      In addition, there is definitely a place for rewriting code that has bad style -- if you have the time to do so. For example, there used to be a programmer here who wrote scripts in Perl that look like entries into an obfu contest. They're valid Perl, and they do what was asked. But management has decided that a lot of these scripts need to be updated for maintainability. Not to mention that some of the scripts needed minor changes that took weeks to implement due to coding style.

      You don't have to point at anyone and say "Your style sucks! You should never write another program!". You can easily do this without personal attacks, which is what I think you mean by not being blunt. So since you've already made that point I won't reiterate it. :)

by Wally Hartshorn (Hermit) on Feb 28, 2003 at 15:41 UTC

    I'm just now getting into it, but one of the practices of Extreme Programming (dorky name, but good ideas) is constant refactoring of code. (Must use more buzzwords!) Basically, when you see a bit of code that could be made clearer or that, if changed, would make it easier to add the new functionality on which you are working, you do so.

    However, you should only do the refactoring if you have unit test cases that you can run to verify that your changes didn't break anything.
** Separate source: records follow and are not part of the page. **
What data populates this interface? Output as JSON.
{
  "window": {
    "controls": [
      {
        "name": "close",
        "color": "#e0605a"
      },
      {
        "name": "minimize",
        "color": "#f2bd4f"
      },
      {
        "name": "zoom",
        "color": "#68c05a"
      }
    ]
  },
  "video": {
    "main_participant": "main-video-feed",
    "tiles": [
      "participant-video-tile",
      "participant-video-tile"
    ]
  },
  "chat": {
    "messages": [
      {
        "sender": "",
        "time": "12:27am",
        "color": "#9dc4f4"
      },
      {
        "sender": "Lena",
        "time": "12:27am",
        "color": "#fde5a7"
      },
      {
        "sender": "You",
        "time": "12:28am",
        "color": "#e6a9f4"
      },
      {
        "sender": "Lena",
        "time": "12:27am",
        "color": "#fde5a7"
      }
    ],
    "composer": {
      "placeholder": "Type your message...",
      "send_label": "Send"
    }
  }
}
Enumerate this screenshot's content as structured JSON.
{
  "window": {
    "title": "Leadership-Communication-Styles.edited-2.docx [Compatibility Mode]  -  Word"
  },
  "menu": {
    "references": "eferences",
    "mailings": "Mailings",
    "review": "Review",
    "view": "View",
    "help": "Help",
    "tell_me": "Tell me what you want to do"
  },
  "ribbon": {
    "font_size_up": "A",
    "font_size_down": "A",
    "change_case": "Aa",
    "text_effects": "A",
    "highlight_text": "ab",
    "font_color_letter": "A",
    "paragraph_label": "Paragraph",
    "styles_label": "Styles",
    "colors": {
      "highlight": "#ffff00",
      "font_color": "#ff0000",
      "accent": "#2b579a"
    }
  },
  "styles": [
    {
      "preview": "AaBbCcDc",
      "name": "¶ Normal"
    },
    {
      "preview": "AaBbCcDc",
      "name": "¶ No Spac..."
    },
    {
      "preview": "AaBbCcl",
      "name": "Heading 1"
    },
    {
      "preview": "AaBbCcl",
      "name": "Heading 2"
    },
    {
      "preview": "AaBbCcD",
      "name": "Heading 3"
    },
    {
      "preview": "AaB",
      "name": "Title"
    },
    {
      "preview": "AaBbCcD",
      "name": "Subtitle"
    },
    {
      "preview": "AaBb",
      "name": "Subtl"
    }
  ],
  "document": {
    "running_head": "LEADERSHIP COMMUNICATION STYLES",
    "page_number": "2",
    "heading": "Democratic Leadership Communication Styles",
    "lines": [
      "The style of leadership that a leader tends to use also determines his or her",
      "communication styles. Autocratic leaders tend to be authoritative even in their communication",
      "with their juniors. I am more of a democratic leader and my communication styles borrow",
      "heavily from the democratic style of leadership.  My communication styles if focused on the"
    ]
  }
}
In addition, you should do the refactoring of the old code separately from adding the new functionality, so that you can know whether any problems shown by the unit test cases are the result of the refactoring or are the result of the new functionality.

    In short, improving code is a good thing, so long as you can verify that the improved code works as well as the old code.

    Wally Hartshorn

    (Plug: Visit JavaJunkies, PerlMonks for Java)

Re: Bad Practice
by shirkdog_perl (Beadle) on Feb 28, 2003 at 19:21 UTC
    In my experience, the documentation for the module is enough to fix code to a readible level.

    #!/usr/local/bin/perl -w use strict; use CGI; my $q = new CGI; print $q->header(-type=>'text/html'), $q->start_html(-title=>' is Great'), $q->h1('CGI is GREAT'), $q->hr, $q->end_html;